Ukraine Wheat harvest

Last weekend we drove out to the village where my Step Daughter in Law, Lena, grew up and where her mother still lives. It is about 2 hours east of Dnipropetrovs'k while we are two hours west. Saw a lot of new country. Winter wheat harvest is almost complete and much of the land is already worked in preparation for reseeding in early Sept. Corn crop is elephant-eye high and even and sunflowers are everywhere (like canola in Sask in mid 90’s the year it (almost?) overtook wheat as the big dollar generator). Lena says wheat ran about 6t/ha (88 bu/ac) and as high as 8t/ha.

Lena and her mom have 27 hectares (includes her grandmothers share) of the old collective farm where her mom worked. They lease it out to a private farmer. Their crop share is 7 tonnes for the 27 ha but they pay no land taxes or crop expenses. Wheat was 1000 UAH ($230 CAD) in spring and is now 600 UAH ($138 CAD). They sold 3 t for cash and will store 4 t in their garage/storage shed. Grain is still pretty much flat stored except on the new more modern and better financed farms and for small quantities like Lena’s crop share, it is bagged.

Lena’s village used to have about 1500 people but there are fewer than 700 there now. Anyone who can leave has left. There are abandoned homes and apartments everywhere. It is well off the beaten track and far from both Dnipropetrovs'k and Donetsk so residential property has no value. At some point they may sell their farm land but for now it has not enough value to buy a home in the city so they will keep it.

We visited friends of Lena and Roman’s at another village. A young couple, with a couple of kids, struggling to make it work. He works for a private farm. A scooter provides transportation. They build a new house and converted the old house into sheds and stables. They have a couple of cows, some pigs, the usual chickens and geese and a big kitchen garden. Anyone longing for the good old days of small farms and "pure" food is likely welcome to change places with them.

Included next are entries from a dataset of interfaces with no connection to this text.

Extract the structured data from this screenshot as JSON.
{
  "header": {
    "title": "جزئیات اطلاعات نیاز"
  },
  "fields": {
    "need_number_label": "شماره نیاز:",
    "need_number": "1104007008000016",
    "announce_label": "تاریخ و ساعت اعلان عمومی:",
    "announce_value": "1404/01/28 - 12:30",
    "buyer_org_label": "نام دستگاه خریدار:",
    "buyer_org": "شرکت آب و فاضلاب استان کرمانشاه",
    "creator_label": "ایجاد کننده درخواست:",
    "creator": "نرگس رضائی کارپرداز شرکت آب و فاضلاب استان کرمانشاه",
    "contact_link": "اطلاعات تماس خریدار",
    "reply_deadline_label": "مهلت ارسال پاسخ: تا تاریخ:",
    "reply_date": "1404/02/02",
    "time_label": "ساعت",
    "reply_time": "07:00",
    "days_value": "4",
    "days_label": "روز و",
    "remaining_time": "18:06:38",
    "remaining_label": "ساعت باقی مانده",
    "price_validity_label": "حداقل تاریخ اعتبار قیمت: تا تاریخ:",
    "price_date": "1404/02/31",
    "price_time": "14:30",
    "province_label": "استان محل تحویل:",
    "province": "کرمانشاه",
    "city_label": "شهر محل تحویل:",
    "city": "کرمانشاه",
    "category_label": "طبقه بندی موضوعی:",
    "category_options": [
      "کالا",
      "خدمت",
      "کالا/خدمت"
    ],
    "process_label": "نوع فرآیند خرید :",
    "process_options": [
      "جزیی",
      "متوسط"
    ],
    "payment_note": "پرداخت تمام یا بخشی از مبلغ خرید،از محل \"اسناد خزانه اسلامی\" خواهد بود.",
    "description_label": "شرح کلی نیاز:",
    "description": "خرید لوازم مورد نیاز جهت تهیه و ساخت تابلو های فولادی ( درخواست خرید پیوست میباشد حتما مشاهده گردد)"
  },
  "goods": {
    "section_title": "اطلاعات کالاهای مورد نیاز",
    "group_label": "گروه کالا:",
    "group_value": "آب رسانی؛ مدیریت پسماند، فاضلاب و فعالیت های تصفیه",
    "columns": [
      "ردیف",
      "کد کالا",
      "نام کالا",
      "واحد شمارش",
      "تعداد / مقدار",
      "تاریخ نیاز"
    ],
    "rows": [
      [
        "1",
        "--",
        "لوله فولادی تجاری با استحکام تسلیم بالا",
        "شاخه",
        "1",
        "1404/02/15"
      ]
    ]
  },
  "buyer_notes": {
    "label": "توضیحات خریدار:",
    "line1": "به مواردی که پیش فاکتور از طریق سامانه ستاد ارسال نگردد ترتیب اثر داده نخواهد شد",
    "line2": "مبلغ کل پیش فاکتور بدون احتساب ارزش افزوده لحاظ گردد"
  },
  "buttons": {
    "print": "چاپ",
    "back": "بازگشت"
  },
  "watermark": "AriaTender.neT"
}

Tuesday, August 5, 2008

An American Tale

A redneck farm hand radios back to his boss, the farm manager: 'Boss, I gotta big problem here. I hit a pig with the pickup. The pig's ok but he's stuck in the bull bar at the front of my pickup and is wriggling and squealing so much I can't get him out'.
The manager says, 'OK there's a Wichester behind the seat, take it out and shoot the pig in the head and you'll be able to remove him'.
Five minutes later the farm hand calls back. 'I did as you said, Boss. Took the rifle and shot the pig in the head and removed him from the bull-bars. No problem there, but I still can't go on.'
'Now what's the problem?' raged the manager..
'Well Boss, it's his motor bike. The flashing blue light is stuck under the right front wheel. You still there Boss?'

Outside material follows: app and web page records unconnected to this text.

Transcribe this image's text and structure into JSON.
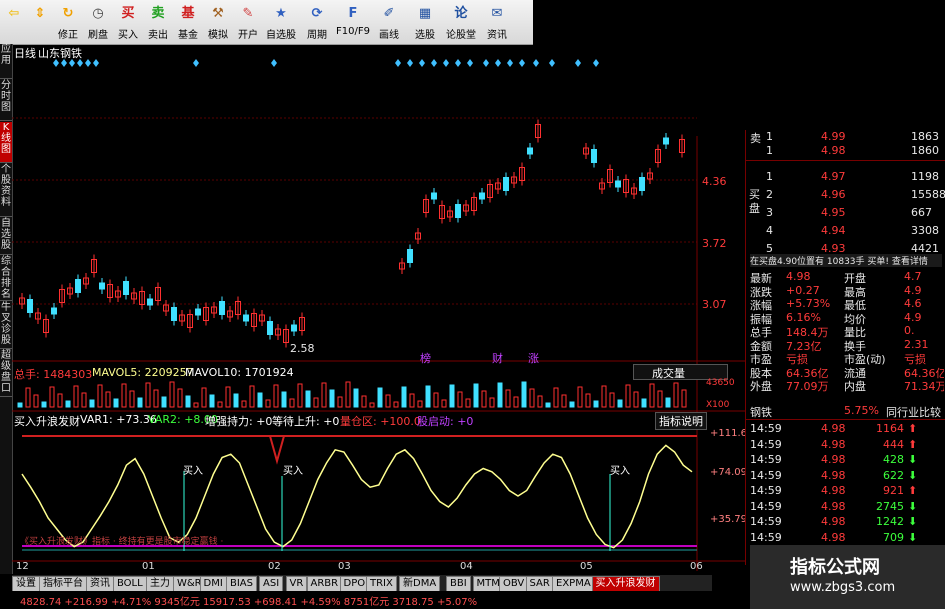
{
  "toolbar": {
    "items": [
      {
        "label": "",
        "icon": "arrow-left-icon"
      },
      {
        "label": "",
        "icon": "arrow-up-down-icon"
      },
      {
        "label": "修正",
        "icon": "refresh-icon"
      },
      {
        "label": "刷盘",
        "icon": "clock-icon"
      },
      {
        "label": "买入",
        "icon": "buy-icon"
      },
      {
        "label": "卖出",
        "icon": "sell-icon"
      },
      {
        "label": "基金",
        "icon": "fund-icon"
      },
      {
        "label": "模拟",
        "icon": "gavel-icon"
      },
      {
        "label": "开户",
        "icon": "lock-icon"
      },
      {
        "label": "自选股",
        "icon": "star-icon"
      },
      {
        "label": "周期",
        "icon": "cycle-icon"
      },
      {
        "label": "F10/F9",
        "icon": "f10-icon"
      },
      {
        "label": "画线",
        "icon": "pen-icon"
      },
      {
        "label": "选股",
        "icon": "select-icon"
      },
      {
        "label": "论股堂",
        "icon": "forum-icon"
      },
      {
        "label": "资讯",
        "icon": "news-icon"
      }
    ]
  },
  "sidebar": {
    "items": [
      {
        "label": "应用"
      },
      {
        "label": "分时图"
      },
      {
        "label": "K线图"
      },
      {
        "label": "个股资料"
      },
      {
        "label": "自选股"
      },
      {
        "label": "综合排名"
      },
      {
        "label": "牛叉诊股"
      },
      {
        "label": "超级盘口"
      }
    ]
  },
  "chart": {
    "period_label": "日线",
    "stock_name": "山东钢铁",
    "price_ticks": [
      "4.36",
      "3.72",
      "3.07"
    ],
    "low_label": "2.58",
    "event_labels": [
      "榜",
      "财",
      "涨"
    ],
    "volume_indicator": {
      "name": "总手",
      "value": "1484303",
      "ma5_label": "MAVOL5:",
      "ma5_value": "2209257",
      "ma10_label": "MAVOL10:",
      "ma10_value": "1701924",
      "selector": "成交量",
      "ticks": [
        "43650",
        "X100"
      ]
    },
    "custom_indicator": {
      "name": "买入升浪发财",
      "var1": "VAR1: +73.36",
      "var2": "VAR2: +8.00",
      "strength": "增强持力: +0",
      "wait": "等待上升: +0",
      "warehouse": "量仓区: +100.0",
      "startup": "股启动: +0",
      "help": "指标说明",
      "ticks": [
        "+111.6",
        "+74.09",
        "+35.79"
      ],
      "buy_label": "买入",
      "footer_text": "《买入升浪发财》指标  · 终持有更是股市稳定赢钱 ·"
    },
    "x_ticks": [
      "12",
      "01",
      "02",
      "03",
      "04",
      "05",
      "06"
    ],
    "line_values": [
      70,
      58,
      45,
      30,
      20,
      10,
      4,
      8,
      20,
      32,
      45,
      60,
      78,
      84,
      70,
      50,
      30,
      12,
      8,
      15,
      30,
      50,
      70,
      85,
      88,
      80,
      60,
      40,
      20,
      8,
      4,
      10,
      25,
      45,
      65,
      80,
      92,
      90,
      78,
      65,
      58,
      60,
      75,
      88,
      92,
      84,
      70,
      55,
      45,
      40,
      48,
      60,
      70,
      75,
      72,
      65,
      55,
      50,
      55,
      68,
      80,
      88,
      85,
      70,
      50,
      30,
      15,
      6,
      3,
      10,
      25,
      45,
      70,
      88,
      96,
      90,
      78,
      72
    ]
  },
  "quote": {
    "sell_rows": [
      {
        "label": "卖",
        "level": "1",
        "price": "4.99",
        "vol": "1863"
      },
      {
        "label": "",
        "level": "1",
        "price": "4.98",
        "vol": "1860"
      }
    ],
    "buy_rows": [
      {
        "level": "1",
        "price": "4.97",
        "vol": "1198"
      },
      {
        "level": "2",
        "price": "4.96",
        "vol": "15588"
      },
      {
        "level": "3",
        "price": "4.95",
        "vol": "667"
      },
      {
        "level": "4",
        "price": "4.94",
        "vol": "3308"
      },
      {
        "level": "5",
        "price": "4.93",
        "vol": "4421"
      }
    ],
    "buy_side_label": "买盘",
    "info_bar": "在买盘4.90位置有   10833手  买单!  查看详情",
    "stats": [
      {
        "k": "最新",
        "v": "4.98",
        "k2": "开盘",
        "v2": "4.7"
      },
      {
        "k": "涨跌",
        "v": "+0.27",
        "k2": "最高",
        "v2": "4.9"
      },
      {
        "k": "涨幅",
        "v": "+5.73%",
        "k2": "最低",
        "v2": "4.6"
      },
      {
        "k": "振幅",
        "v": "6.16%",
        "k2": "均价",
        "v2": "4.9"
      },
      {
        "k": "总手",
        "v": "148.4万",
        "k2": "量比",
        "v2": "0."
      },
      {
        "k": "金额",
        "v": "7.23亿",
        "k2": "换手",
        "v2": "2.31"
      },
      {
        "k": "市盈",
        "v": "亏损",
        "k2": "市盈(动)",
        "v2": "亏损"
      },
      {
        "k": "股本",
        "v": "64.36亿",
        "k2": "流通",
        "v2": "64.36亿"
      },
      {
        "k": "外盘",
        "v": "77.09万",
        "k2": "内盘",
        "v2": "71.34万"
      }
    ],
    "sector_label": "钢铁",
    "sector_change": "5.75%",
    "sector_compare": "同行业比较",
    "ticks": [
      {
        "t": "14:59",
        "p": "4.98",
        "v": "1164",
        "dir": "up"
      },
      {
        "t": "14:59",
        "p": "4.98",
        "v": "444",
        "dir": "up"
      },
      {
        "t": "14:59",
        "p": "4.98",
        "v": "428",
        "dir": "down"
      },
      {
        "t": "14:59",
        "p": "4.98",
        "v": "622",
        "dir": "down"
      },
      {
        "t": "14:59",
        "p": "4.98",
        "v": "921",
        "dir": "up"
      },
      {
        "t": "14:59",
        "p": "4.98",
        "v": "2745",
        "dir": "down"
      },
      {
        "t": "14:59",
        "p": "4.98",
        "v": "1242",
        "dir": "down"
      },
      {
        "t": "14:59",
        "p": "4.98",
        "v": "709",
        "dir": "down"
      }
    ]
  },
  "tabs": [
    "设置",
    "指标平台",
    "资讯",
    "BOLL",
    "主力",
    "W&R",
    "DMI",
    "BIAS",
    "ASI",
    "VR",
    "ARBR",
    "DPO",
    "TRIX",
    "新DMA",
    "BBI",
    "MTM",
    "OBV",
    "SAR",
    "EXPMA",
    "买入升浪发财"
  ],
  "status": {
    "text": "4828.74   +216.99  +4.71%   9345亿元  15917.53  +698.41  +4.59%   8751亿元  3718.75  +5.07%"
  },
  "watermark": {
    "title": "指标公式网",
    "url": "www.zbgs3.com"
  },
  "colors": {
    "up": "#ff3b3b",
    "down": "#3cff3c",
    "bg": "#000000",
    "accent": "#c00000"
  }
}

Saturday, August 2, 2008


Lena is the partner of my Step-son Roman. She will be 30, two days before my birthday. She is enrolled in a Doctorate program in Agricultural Economics in one of the Institutes in Dnipropetrovsk. In Ukraine, doctoral graduate students are called Aspirants. She also works full time for the Institute and is still supposed to be meeting deadlines on her dissertation. Roman works when his health allows it but this summer he has been in hospital with pneumonia. Needless to say they have almost no money once the rent is paid.

Her mother still lives in the little farming village where Lena grew up. She is very ill with diabetes and finds it a struggle to walk or work, though she manages to look after 20+ geese all summer. They have a garden behind the now abandoned cottage where her grandmother used to live but it is three km from the apartment. The garden and the geese provide food for the three of them in the winter. In the summer Lena goes home many weekends (three hours on the bus) and all her holidays to plant, weed, harvest and preserve garden. In fall, she will kill and process the geese, canning them into three-litre jars.

The only handicap Lena doesn't have in her life right now is a child, though I think Tanya might have a comment about Roman at this point.

She and her mother are the last of the family as each was an only child. Lena's father abandoned them when she was young. Lena said to me one day, "I have no Papa. Will you be my Papa?" Needless to say, I now have (another) adopted daughter whom I love dearly. I can hardly wait for my kids to meet her.